Wayne Patton was convicted of Class D felony child seduction for inappropriately touching his teenage daughter’s breasts. He was required to register as a sex offender for 10 years. As part of his probation, he was ordered to not access websites, chat rooms or instant messaging programs frequented by children. He signed the form advising him of this condition at sentencing and did not object.
But in Wayne L. Patton v. State of Indiana, 17A05-1210-CR-538, Patton argued that this probation condition is vague and overbroad. He relied on Doe v. Marion County Prosecutor, 705 F.3d 694, 703 (7th Cir. 2013), to support his contention that his First Amendment rights are violated. Although the 7th Circuit Court of Appeals found I.C. 35-41-4-12 was not narrowly tailored and struck down enforcement of that portion of the law, it recognized that a trial court might constitutionally limit a defendant’s full access to the Internet as a term of supervised release if such access posed too high a risk of recidivism, the Court of Appeals pointed out. In addition, Patton is in a different position than the class of sex offenders in Doe.
“Because the condition of probation in this case is specifically tailored to only those internet activities that are ‘frequented by children,’ Patton is provided with adequate notice that he would be in violation of his probation by accessing websites that are designed and known to be used by children for communication,” Judge John Baker wrote.

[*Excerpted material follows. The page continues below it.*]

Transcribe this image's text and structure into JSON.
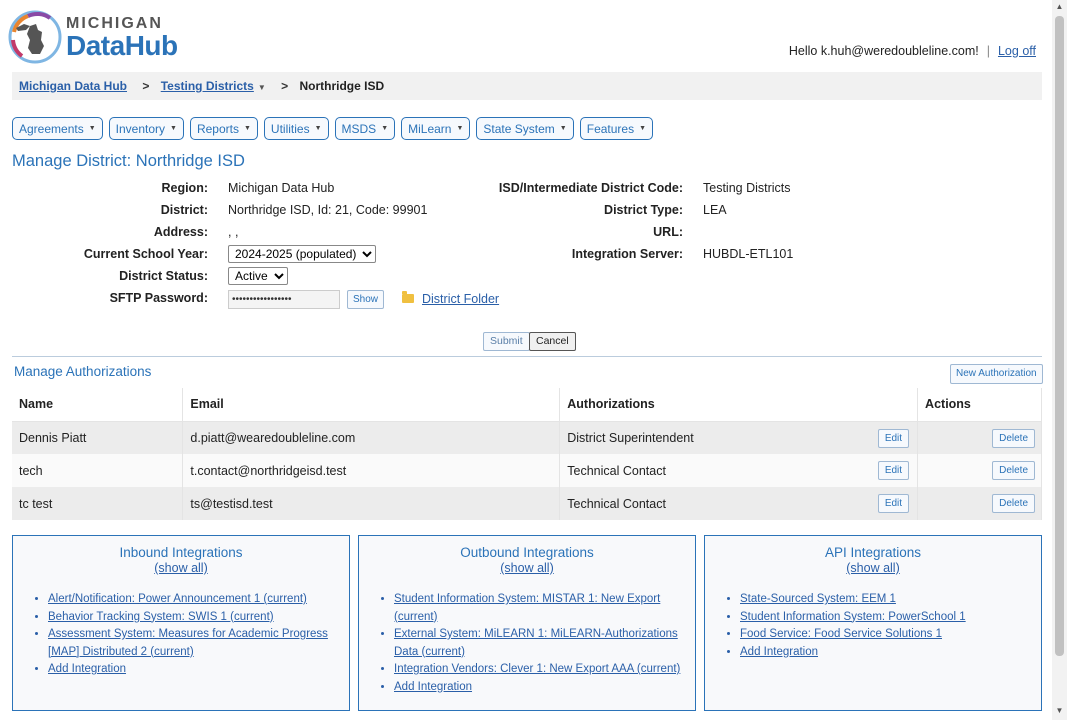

“Also, in light of the vast nature of the internet, it would be virtually impossible for the legislature to list each and every website, chat room, or instant messaging program that permits communication by and among children. In short, because the language of the probation condition afforded Patton a predictable standard and notice with regard to his internet usage during his probationary period, his constitutional claims fail, and we decline to set aside the condition of probation that relates to his internet usage.”